*** Opening of Records for processing ***

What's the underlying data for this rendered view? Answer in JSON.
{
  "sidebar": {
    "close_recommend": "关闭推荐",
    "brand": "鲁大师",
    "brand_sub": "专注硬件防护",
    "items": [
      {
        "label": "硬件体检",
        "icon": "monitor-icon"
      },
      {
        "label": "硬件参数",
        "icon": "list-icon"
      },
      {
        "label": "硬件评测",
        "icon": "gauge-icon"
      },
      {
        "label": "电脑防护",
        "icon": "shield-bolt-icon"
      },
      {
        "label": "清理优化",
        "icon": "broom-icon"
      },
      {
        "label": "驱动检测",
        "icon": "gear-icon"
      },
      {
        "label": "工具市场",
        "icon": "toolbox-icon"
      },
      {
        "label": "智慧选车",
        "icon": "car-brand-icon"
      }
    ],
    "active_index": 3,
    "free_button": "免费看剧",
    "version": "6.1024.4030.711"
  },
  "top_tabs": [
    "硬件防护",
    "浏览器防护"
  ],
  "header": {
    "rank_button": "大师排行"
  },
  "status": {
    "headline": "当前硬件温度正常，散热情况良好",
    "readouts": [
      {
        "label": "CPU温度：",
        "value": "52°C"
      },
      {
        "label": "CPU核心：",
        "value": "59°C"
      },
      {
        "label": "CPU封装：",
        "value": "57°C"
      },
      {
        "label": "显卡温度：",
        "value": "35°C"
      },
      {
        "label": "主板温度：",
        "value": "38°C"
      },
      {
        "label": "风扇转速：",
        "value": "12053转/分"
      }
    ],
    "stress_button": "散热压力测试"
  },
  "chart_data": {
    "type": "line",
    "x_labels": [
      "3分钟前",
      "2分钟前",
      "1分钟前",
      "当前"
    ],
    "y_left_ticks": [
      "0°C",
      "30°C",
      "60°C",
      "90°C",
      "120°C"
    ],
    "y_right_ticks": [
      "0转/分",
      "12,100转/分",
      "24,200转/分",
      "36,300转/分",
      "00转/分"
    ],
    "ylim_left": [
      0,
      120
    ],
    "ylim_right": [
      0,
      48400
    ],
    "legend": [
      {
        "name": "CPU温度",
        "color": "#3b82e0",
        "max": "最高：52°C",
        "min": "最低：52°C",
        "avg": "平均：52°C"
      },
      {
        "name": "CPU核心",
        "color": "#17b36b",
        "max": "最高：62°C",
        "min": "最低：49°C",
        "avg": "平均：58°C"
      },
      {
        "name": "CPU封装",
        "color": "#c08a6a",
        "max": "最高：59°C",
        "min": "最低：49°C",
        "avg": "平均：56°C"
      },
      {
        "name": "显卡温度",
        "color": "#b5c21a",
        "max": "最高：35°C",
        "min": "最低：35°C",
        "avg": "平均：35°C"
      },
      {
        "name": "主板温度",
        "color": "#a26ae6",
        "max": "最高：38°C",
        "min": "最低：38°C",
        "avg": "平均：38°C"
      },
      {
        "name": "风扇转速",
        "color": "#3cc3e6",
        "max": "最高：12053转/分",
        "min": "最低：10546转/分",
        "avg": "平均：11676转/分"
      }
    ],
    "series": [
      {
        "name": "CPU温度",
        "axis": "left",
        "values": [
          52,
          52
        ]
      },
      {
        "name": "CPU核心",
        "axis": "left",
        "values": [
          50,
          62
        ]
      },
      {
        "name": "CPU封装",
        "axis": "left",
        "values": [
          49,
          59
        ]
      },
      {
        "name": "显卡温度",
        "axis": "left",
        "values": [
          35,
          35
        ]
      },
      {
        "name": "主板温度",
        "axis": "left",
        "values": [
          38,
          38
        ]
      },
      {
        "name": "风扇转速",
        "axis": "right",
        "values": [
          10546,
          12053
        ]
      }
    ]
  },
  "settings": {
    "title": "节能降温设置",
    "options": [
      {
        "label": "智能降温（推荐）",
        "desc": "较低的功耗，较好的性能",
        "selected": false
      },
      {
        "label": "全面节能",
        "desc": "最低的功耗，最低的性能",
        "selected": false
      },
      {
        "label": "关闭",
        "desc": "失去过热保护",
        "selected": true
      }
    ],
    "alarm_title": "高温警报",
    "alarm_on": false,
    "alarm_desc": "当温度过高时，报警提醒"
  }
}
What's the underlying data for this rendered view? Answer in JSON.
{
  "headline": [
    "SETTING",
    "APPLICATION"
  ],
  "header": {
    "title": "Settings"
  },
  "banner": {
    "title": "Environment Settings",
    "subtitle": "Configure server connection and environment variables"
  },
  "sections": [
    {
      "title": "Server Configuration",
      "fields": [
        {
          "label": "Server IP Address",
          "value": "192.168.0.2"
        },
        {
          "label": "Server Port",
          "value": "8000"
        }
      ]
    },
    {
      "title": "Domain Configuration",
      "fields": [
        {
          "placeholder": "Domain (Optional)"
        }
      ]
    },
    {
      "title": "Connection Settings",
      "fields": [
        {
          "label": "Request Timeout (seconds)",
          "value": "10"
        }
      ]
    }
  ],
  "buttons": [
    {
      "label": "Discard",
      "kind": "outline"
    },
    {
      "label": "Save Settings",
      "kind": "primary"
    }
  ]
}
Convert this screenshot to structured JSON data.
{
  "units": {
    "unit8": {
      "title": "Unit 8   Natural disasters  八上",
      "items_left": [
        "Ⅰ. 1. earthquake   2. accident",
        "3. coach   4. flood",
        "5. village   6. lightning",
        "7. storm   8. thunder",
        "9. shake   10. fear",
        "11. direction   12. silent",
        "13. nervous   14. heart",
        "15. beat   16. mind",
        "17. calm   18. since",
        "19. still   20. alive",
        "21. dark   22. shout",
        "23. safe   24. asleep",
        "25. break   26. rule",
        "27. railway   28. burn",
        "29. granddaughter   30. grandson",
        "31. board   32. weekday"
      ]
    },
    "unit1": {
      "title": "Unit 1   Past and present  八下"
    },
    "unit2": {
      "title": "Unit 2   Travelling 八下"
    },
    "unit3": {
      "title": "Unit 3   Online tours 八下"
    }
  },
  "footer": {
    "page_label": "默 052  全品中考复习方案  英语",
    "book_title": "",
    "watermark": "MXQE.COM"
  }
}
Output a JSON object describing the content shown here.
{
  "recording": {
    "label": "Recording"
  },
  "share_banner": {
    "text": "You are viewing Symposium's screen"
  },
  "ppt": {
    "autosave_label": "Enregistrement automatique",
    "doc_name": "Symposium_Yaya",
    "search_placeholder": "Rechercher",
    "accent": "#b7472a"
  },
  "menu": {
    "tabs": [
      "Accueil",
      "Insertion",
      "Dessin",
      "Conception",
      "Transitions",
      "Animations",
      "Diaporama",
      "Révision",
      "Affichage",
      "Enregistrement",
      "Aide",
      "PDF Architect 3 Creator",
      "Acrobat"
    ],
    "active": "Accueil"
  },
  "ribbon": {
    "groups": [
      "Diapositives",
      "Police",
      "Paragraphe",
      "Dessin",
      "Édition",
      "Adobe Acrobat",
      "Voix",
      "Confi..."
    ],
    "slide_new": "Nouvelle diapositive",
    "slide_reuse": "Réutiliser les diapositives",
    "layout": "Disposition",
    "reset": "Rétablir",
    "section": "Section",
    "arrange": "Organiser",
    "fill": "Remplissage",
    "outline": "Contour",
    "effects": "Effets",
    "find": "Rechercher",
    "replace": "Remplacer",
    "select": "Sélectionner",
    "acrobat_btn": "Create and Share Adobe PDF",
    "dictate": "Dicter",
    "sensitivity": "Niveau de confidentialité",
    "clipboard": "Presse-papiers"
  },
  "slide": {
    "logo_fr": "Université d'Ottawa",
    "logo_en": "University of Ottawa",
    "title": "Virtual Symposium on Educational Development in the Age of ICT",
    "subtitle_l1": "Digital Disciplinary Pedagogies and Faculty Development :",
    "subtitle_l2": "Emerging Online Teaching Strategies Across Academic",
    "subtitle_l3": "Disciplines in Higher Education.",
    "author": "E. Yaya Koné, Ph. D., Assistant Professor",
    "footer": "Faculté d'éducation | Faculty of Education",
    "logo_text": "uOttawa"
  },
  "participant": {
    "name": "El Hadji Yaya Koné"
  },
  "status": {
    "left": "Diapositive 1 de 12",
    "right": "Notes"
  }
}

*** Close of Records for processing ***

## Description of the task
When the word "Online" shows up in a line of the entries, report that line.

## Reply
      "title": "Unit 3   Online tours 八下"
    "subtitle_l2": "Emerging Online Teaching Strategies Across Academic",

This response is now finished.